Also a surprisingly large proportion of asteroids have satellites and
some asteroids are essentially just rockpiles which would certainly
break up inside the Roche limit (for example Itokawa that was imaged by
the Hayabusa probe), so you would actually expect a fairly large
proportion of multiple impacts. Rieskessel + Steinheim is a very
probable case and Chicxulub has often been linked with Boltysh in
Ukraine which is about the same age.
However since the separation between the impactors would be fairly small
one would expect the impacts to be on the same side of the Earth,
certainly not antipodal. A cometary impact series could theoretically be
globally distributed since the comet could have broken up well before
hitting Earth, like Shoemaker-Levy did. However such events must be
quite rare, and analyses of the ejecta from Chicxulub indicates that it
was very likely an asteroid. 
If there are more than two impacts you would expect them to fall more or
less on a great circle. It has been suggested that Red Wing, Manicougan,
Saint Martin, Rochechouart and Obolon may be linked, since they are all
the same age within the measuring error (late Triassic) and fall on a
great circle with Triassic continental position.
Unfortunately there are other mechanisms that are expected to cause
temporal clustering of impacts. A star moving through the Oort cloud
would probably increase the number of comets many orders of magnitude
for a few million years, and a major collision event in the asteroid
belt (which are known to have happened) would have similar effect for
All this said I am personally very skeptical about the Shiva crater
(which incidentally was almost antipodal to Chicxulub).

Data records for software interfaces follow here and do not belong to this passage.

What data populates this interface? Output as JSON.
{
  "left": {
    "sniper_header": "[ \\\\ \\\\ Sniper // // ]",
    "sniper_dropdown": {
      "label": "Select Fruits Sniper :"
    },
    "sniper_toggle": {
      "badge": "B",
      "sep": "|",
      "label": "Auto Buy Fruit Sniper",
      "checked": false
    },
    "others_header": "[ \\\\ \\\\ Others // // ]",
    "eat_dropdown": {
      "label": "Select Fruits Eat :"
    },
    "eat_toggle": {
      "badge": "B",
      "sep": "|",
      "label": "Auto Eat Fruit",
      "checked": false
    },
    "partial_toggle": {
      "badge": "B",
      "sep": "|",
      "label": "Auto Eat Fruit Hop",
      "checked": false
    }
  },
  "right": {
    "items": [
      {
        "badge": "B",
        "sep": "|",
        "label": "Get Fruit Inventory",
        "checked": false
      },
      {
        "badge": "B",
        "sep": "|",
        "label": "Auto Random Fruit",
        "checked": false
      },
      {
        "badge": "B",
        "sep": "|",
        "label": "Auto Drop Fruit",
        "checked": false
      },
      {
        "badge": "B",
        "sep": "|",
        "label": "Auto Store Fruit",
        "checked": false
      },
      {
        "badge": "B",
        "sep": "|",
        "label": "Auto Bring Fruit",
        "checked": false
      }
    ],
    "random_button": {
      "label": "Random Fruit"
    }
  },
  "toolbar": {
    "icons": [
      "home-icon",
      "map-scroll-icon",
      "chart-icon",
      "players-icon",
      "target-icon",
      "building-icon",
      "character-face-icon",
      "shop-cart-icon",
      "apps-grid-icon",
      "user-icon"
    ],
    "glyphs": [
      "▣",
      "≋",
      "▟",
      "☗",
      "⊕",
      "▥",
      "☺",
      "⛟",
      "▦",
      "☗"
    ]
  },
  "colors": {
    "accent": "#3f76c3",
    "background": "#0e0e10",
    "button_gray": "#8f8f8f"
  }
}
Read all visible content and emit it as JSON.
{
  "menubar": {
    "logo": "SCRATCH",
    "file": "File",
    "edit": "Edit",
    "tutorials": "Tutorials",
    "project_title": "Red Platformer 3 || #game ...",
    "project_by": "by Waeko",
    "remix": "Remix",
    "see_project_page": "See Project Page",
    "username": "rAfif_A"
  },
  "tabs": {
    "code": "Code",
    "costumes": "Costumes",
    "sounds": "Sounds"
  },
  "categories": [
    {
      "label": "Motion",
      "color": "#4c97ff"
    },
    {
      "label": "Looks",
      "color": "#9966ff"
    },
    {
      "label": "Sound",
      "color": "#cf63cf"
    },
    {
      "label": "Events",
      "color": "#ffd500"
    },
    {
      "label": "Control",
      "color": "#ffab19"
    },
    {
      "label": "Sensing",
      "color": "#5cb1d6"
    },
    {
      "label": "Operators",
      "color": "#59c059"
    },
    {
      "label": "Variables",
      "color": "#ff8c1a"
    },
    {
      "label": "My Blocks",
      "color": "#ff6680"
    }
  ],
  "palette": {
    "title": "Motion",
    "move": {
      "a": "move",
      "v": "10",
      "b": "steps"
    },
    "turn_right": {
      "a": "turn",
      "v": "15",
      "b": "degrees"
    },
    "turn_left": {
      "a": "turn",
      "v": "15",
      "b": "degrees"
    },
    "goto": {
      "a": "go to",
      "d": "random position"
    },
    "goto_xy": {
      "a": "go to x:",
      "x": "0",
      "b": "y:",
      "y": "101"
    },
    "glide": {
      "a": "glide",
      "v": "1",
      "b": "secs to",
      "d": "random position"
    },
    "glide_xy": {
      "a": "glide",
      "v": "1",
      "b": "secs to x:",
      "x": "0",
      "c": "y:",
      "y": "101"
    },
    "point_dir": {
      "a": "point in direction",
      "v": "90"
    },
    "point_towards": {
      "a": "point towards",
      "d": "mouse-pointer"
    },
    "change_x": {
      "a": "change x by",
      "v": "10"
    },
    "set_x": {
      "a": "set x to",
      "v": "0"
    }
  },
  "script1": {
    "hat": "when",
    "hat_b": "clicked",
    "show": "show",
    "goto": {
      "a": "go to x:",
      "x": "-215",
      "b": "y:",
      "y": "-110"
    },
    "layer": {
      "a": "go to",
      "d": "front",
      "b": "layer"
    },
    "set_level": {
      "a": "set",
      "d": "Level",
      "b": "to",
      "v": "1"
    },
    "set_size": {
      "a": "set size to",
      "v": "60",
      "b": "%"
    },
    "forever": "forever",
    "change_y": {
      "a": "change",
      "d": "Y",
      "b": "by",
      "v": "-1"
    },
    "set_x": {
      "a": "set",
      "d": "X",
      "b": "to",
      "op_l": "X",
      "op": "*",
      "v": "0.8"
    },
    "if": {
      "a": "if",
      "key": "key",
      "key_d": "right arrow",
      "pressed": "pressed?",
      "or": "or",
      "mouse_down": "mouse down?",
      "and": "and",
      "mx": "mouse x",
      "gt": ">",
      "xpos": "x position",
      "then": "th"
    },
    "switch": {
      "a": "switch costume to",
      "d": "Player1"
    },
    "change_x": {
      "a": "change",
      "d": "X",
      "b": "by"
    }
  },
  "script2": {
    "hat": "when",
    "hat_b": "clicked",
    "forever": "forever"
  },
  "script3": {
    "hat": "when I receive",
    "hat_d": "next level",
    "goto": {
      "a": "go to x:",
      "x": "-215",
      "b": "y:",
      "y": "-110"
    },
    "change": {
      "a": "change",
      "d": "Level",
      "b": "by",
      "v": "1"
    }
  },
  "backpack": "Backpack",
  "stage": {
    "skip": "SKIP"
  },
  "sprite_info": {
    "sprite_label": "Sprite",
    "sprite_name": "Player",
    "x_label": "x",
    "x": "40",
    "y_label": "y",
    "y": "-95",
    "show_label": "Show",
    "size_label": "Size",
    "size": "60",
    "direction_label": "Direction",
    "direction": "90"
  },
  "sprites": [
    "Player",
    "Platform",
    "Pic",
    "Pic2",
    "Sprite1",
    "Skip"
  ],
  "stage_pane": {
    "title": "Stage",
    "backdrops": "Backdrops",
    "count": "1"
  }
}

Tommy Tyrberg

-----Ursprungligt meddelande-----
Från: owner-DINOSAUR@usc.edu [mailto:owner-DINOSAUR@usc.edu] För Graydon
Skickat: den 16 oktober 2009 00:07
Till: Mark Wildman
Kopia: paleovouga@gmail.com; dinosaur@usc.edu
Ämne: Re: Giant Impact Near India -- Not Mexico -- May Have

On Thu, Oct 15, 2009 at 10:54:57PM +0100, Mark Wildman  scripsit:
> Who would have thought it? Two giant asteroids hitting the planet at
> same time. What are the odds? 

Not that bad; asteroids do break up due to gravitational influence prior
to impact.

> And still more life forms were extinguished at the end of the Permian
> than at the end of the Cretaceous. Hmmm - the cynic in me regarding
> asteroid extinctions is getting a little more cynical every day......

Last I heard, the chronological correlation with the extinction and
bloody great hole in the Yucatan was pretty tight.  There's also the
point that asteroid impacts that happen to occur around the time there's
already major flood vulcanism going on seem to do more ecological
damage and produce extensive mass extinctions.

-- Graydon